The therapeutic alliance is very important in play therapy because a “safe haven” must be created in the environment between child and therapist. This means that trust must be attained in order for a child to open up. The therapist must be peaceful, observant to take the lead, symbolic or otherwise from the child. Useful play therapy gives a child time, even if no constructive play is possible. A six-year-old sexually abused child spent 40 minutes of the 45 minute session screaming and writhing on the floor to my stoic, quiet, nonconverational method of allowing this child to express all her indescribable emotions that she had stored from three years of horrendous sexual abuse from the age of three. She was one of three children; shortly after her mother gave up custody of her, but her adoption was her reward.
Listening more and talking less is an ideal strategy, especially early in therapy when the child is learning who you are. Note that, at times, a parent can sabotage the alliance by a child-like competition with the (a parental casualty is at fault here) and may explain the child’s insecurity because in her family, her mother has child-like needs and isn’t mature enough to care for her child.
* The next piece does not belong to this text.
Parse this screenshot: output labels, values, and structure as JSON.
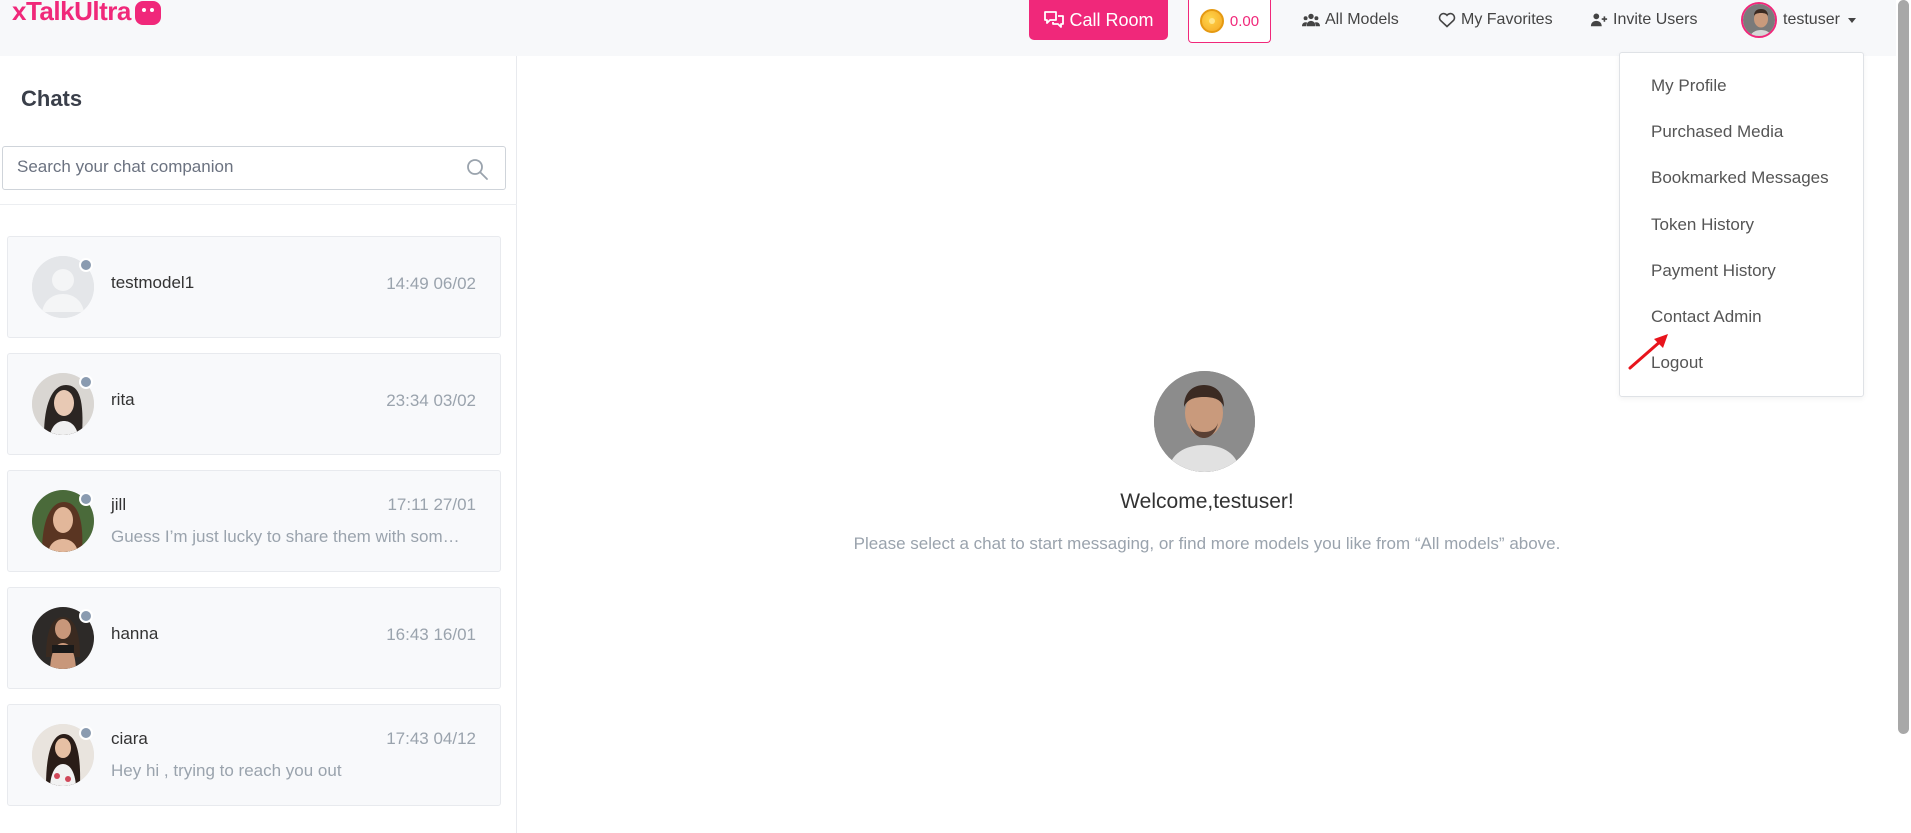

The alliance between the parents and therapist must also be rendered with trust. Empathy goes a long way when the mother herself has never experienced love and security. The message I give is always the same to this population, that is, that the love of their child now is motivation enough which demonstrates a good strong loving spirit. Forgiveness used when there have been parenting deficiencies is very healthy and can override anger from past damage. The therapist can facilitate this heart-rending repair of the parent- child bond.
Cognitive-Behavioral Therapy for Impulsive Children
My comment on the use of CBT for impulsive children is meant more for its informational than my clinical use of it. Theoretically CBT can be used for oppositional defiant disorder, conduct disordered children, Learning Disabled children, and children with attention-deficit-hyperactivity disorder (ADHD). It seems counterintuitive to plan process of problem solving in the populations of children mentioned here that are diagnosed with disorders where children do not have the capacity to plan, agree to problem solving techniques. Maladjusted children lack social problem-solving skills. Essentially the therapist creates self-instructional procedures and the child reads them out loud which we assume will become a cognitive product.
Example: “Let’s see, what am I supposed to do?”
“I have to look for all the” possibilities
“I better concentrate and focus in, and think only of what I’m doing right now”
“I think it’s this one…”
“Hey, not bad. I really did a good job”
Or “Oh, I made a mistake. Next time I’ll try to go slower and concentrate more and maybe I’ll get the right answer”
Although it appears that it’s social learning, it may work for some children. The repetition of the script may help some children focus on the task. Problem-solving self-statements may engage children that are oppositional, attention-deficit, or generally impulsive because it slows down the steps to follow.